Many of the households in Ocean View—70%--are single parent households. This is for many reasons, as it is in so many socially marginalized communities, including where I’ve had the privilege to live and work on the Navajo Nation in the American southwest. One reason for so many single-parent households (and also child-headed households), however, is more Cape-specific, and can be traced back to what is known as the dop system. A “dop” or a “tot” is a small bag of cheap wine, and, in the long history of South Africa’s famous vineyards, farmers paid their (mostly male) workers in cheap wine instead of wages, sometimes offering rations of wine up to five times a day. As a system, it began in the 1830s, with Afrikaner farmers who moved to the Cape to grow vineyards. This created a cycle of alcohol dependency that, as it has in so many communities, has led to much higher rates of GBV and violence against children (on Navajo Nation, this takes the form of predatory liquor stores and bars, bordering the reservation). While South Africa has officially outlawed the dop system, it is estimated today that between 2-20% of farmers still pay their workers with alcohol (London in Larkin 2014). This also has led to extremely paternalistic views of Coloured men in particular, as expressed by the former rugby hero, Jan Boland Coetzee, who stated that “Coloured labourers were like children…didn’t know what was good for them, and only want their daily dop (tot) of wine” (Coetzee in Larkin 2014). Stereotypes of coloured communities and alcoholism is also revealed in jokes that circulate in South Africa, for example the one that asks, “What is the Coloured peoples’ contribution to philosophy”? With the response being: ”I Drink therefore I am” (Adhikari in Larkin 2014). This, in turn, has led to high rates of alcohol-related trauma, TB, child and adult malnutrition, and Fetal Alcohol Syndrome (FAS). This phenomenon is also addressed in the controversial song, “Larney Jou Poes,” a song critiquing the exploitative practices of Afrikaaner farmers and the dop system, performed and written by Cape Town protest rap group, DOOKOOM (Young 2014).

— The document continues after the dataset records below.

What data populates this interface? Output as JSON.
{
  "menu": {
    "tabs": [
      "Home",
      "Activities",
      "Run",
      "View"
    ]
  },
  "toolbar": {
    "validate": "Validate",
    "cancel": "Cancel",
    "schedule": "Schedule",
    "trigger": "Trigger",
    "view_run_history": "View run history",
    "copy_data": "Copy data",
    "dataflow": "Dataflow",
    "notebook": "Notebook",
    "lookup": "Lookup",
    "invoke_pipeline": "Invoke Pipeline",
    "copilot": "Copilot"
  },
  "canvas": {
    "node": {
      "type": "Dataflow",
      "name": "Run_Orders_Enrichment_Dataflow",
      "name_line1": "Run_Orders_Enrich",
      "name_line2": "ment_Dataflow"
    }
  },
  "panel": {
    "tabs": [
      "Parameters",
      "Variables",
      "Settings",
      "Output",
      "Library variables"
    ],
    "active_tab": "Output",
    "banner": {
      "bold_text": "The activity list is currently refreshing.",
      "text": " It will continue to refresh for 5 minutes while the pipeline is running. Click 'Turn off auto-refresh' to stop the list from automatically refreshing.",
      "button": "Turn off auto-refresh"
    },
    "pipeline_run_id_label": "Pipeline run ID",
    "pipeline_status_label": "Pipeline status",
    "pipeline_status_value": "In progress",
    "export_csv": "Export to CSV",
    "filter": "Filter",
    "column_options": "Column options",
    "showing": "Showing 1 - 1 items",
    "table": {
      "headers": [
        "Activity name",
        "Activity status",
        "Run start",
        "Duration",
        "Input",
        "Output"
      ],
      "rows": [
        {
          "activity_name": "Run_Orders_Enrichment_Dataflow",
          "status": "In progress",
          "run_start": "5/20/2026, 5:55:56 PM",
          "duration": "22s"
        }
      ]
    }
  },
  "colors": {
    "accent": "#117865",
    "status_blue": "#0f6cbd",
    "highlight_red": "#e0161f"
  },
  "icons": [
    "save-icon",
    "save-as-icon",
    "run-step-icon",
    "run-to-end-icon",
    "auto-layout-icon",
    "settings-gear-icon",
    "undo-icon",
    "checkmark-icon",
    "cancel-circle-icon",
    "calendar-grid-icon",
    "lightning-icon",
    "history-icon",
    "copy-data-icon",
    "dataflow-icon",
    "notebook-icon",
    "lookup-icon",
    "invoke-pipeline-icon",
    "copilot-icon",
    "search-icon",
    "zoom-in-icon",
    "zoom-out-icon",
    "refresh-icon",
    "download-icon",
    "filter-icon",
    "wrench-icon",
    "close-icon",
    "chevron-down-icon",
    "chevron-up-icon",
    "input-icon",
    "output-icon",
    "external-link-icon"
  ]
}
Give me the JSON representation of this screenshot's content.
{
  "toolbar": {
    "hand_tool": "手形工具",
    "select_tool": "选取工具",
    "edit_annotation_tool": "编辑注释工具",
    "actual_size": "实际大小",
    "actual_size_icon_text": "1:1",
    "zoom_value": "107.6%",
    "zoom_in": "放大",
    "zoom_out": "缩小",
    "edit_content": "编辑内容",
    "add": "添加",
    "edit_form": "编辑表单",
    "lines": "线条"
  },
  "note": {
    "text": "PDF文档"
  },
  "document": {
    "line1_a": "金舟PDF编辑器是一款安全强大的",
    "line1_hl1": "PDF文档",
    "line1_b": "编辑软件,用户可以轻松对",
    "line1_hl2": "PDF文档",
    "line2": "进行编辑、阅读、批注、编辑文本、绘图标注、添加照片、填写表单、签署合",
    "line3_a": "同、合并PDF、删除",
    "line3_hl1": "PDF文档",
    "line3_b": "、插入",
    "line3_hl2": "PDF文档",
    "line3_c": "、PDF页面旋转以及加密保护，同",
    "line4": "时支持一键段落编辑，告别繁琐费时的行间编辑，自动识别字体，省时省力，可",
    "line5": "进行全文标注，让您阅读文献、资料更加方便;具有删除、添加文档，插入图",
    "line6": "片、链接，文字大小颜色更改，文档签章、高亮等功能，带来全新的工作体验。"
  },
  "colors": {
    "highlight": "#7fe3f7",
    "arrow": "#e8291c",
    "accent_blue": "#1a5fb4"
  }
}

But what was striking to me, and to us, as a band, was the love and acceptance in the room where we met with Ocean View community members at the mosque. And the ways in which, during the darkest days of the pandemic, this community came together to feed between 8,000-10,000 people/day, an incredible feat under any circumstance. As we sang the song, “We shall not be moved,” taught to us by bandmate Dair Obenshain, what came to mind was the deep mystery and ultimate joy of human resilience, and the shared love of lifting up our voices in song.
Overall, my experience in Cape Town was one of profound connection across lines of race, class and poverty, brought together through music, through the sharing of delicious Cape Malay food, and a shared belief that listening with care—to words, to music, to life stories—can heal. It can heal the speaker, but it can also heal the listener. What a privilege to have had a small sliver of peoples’ stories shared with me, and may I be able to carry these stories in song to other parts of the world with intention and care.
~Thanks to Yoga Shala and Prójekt Ubuntu for their amazing hospitality during our week in Cape Town. You can learn more about Yoga Shala, here: https://www.yogashalacapetown.org
You can learn more about Prójekt Ubuntu, here: https://www.facebook.com/ProjektUbuntuCommunityProjects/
~Thanks to my bandmate, Dair Obenshain, for bringing this article to my attention to the article by Larkin on the dops system.